The Top Ten Project #7: No Country For Old Men
Over the next few weeks I'm going to be counting down my ten favourite films from the last decade. The only way to make a list like this is to be completely subjective. I will look at the films that most influenced my own taste. Without further ado... Number 7: No Country For Old Men.
7: NO COUNTRY FOR OLD MEN (Dir: Coen Brothers, 2007)
I've been teetering for ages in trying to work out which recent Coen Brothers film to put in my top ten. As far as I am concerned their last three films have each been brilliant and perfect in their own right. A Serious Man was a strong contender for this spot (I am keeping myself to a one film/one filmmaker rule in this list. You will notice I begin to have trouble with this rule as I get into the top five) but I need a bit more time for rewatching and processing. I have a definite feeling that A Serious Man may be the best film the Coens have ever made but I have chosen No Country For Old Men for another reason. It reminded me that the Coens are masterful filmmakers and boy did I need that reminder.

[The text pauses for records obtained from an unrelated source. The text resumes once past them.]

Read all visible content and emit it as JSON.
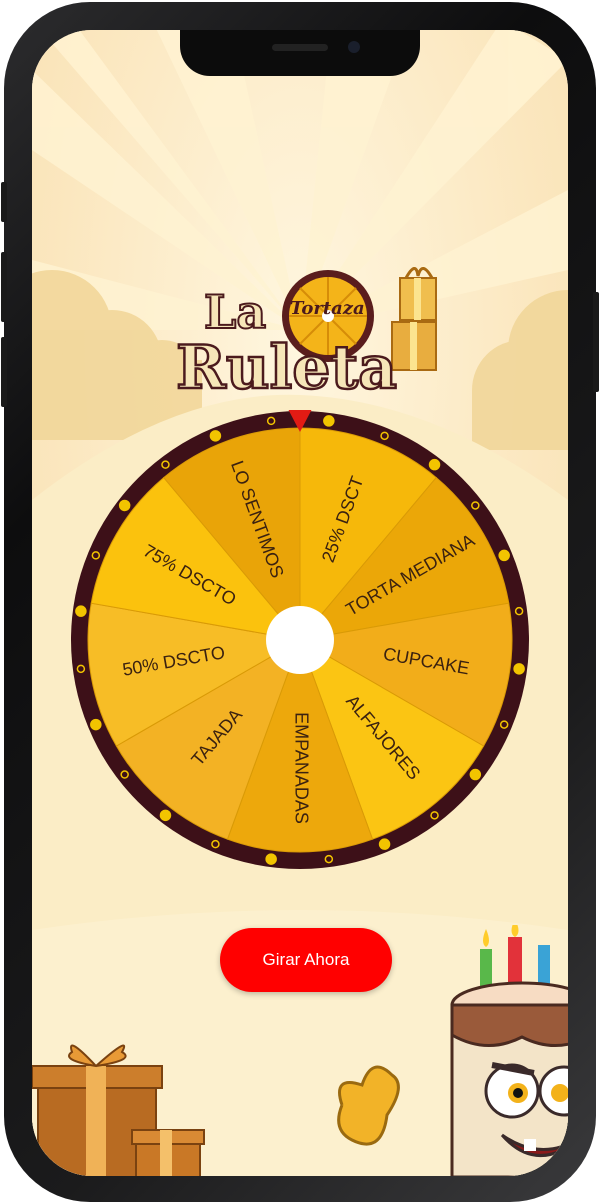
{
  "app": {
    "logo": {
      "line1": "La",
      "brand": "Tortaza",
      "line2": "Ruleta"
    }
  },
  "wheel": {
    "segments": [
      {
        "label": "25% DSCT",
        "color": "#f6b80a"
      },
      {
        "label": "TORTA MEDIANA",
        "color": "#eba708"
      },
      {
        "label": "CUPCAKE",
        "color": "#f2ad1a"
      },
      {
        "label": "ALFAJORES",
        "color": "#fbc513"
      },
      {
        "label": "EMPANADAS",
        "color": "#eda80c"
      },
      {
        "label": "TAJADA",
        "color": "#f3b224"
      },
      {
        "label": "50% DSCTO",
        "color": "#f7bd26"
      },
      {
        "label": "75% DSCTO",
        "color": "#fbc20d"
      },
      {
        "label": "LO SENTIMOS",
        "color": "#e9a408"
      }
    ],
    "rim_color": "#3d1018",
    "dot_color": "#f2c400",
    "pointer_color": "#e31b14"
  },
  "actions": {
    "spin_label": "Girar Ahora"
  }
}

In 2007 I lumped the Coens in with a group of filmmakers that had their best work behind them. Their recent run of films (starting after The Big Lebowksi which is one of my favourite films of all time) had culminated with The Ladykillers, a painful, derivative and unfunny film. The Coens had lost it completely. Not one thing in The Ladykillers signalled to me that they knew how to make a good film anymore. I had written them off and settled myself in to watch them play out the last 10 or 20 years of their career with a string of bland films. I was wrong. I don't know what happened to signal the change in the Coen's creative process but suddenly No Country For Old Men appeared and it was amazing. It signposted a new stage in their artistic evolution. It was mature, skilful, contemplative with a depth of theme that we hadn't seen from the brothers before. It also was unmistakeably still a smart-ass Coen brothers film. From the jet-black humour to the crisp ear for dialogue it was defiantly a Coen film.
No Country For Old Men also contains one of the most fascinating and experimental endings I have ever seen from the Coens. It seems to wilfully defy audience expectation. The authorial trace of the brothers was so strong for me I could almost see them smirking at the level of audience dissatisfaction as the film cuts away from its climax denying the viewer clear narrative satisfaction, only to have an old man calmly recount a dream. This is incredibly ballsy stuff and I love it. It also strongly reminds me of their ending for Raising Arizona (in several ways, watch them back to back and you will know what I mean).
The Coens continued this trend of experimenting with their endings over their next two films also. Burn After Reading reveals itself to be a shaggy dog story of the highest order and literally has two characters at the end discuss the pointlessness of the whole story we have seen. A Serious Man has a jarringly sharp and seemingly unresolved ending that asks the viewer to work out what it meant. All three films are really interesting formal experiments from a pair of filmmakers who have reached a point in their creative evolution where they are comfortable with trying things that they know can and will frustrate segments of their audience.
No Country For Old Men also is simply a masterwork in suspense filmmaking. Several set-pieces in the film ratchet up tension to such a profound level that I often point people towards these sequences as a masterclass in constructing suspense. The sound design, cinematography and editing are all so perfectly realised that this film is simply a joy to behold.
I view the Coen's last three films as a thematic trilogy. They all share a similar misanthropic tone that is only new in the Coen's oeuvre in that it is a much more mature type of misanthropy. There is a smirky nihilism at work in these films. The brothers are growing up and it seems they aren't coming to many positive conclusions about the nature of man. This is where A Serious Man may reveal itself to be them coming out the other side of this spiritual funk but I'm not so sure yet. I do know that the Coens are a creative force to watch closely at the moment.
No Country For Old Men is without a doubt one of the best films of the decade. It marked a return to form for some of my favourite filmmakers and perfectly translated one of the most fatalistic authors working today to the screen with a comic sensibility that is sublime.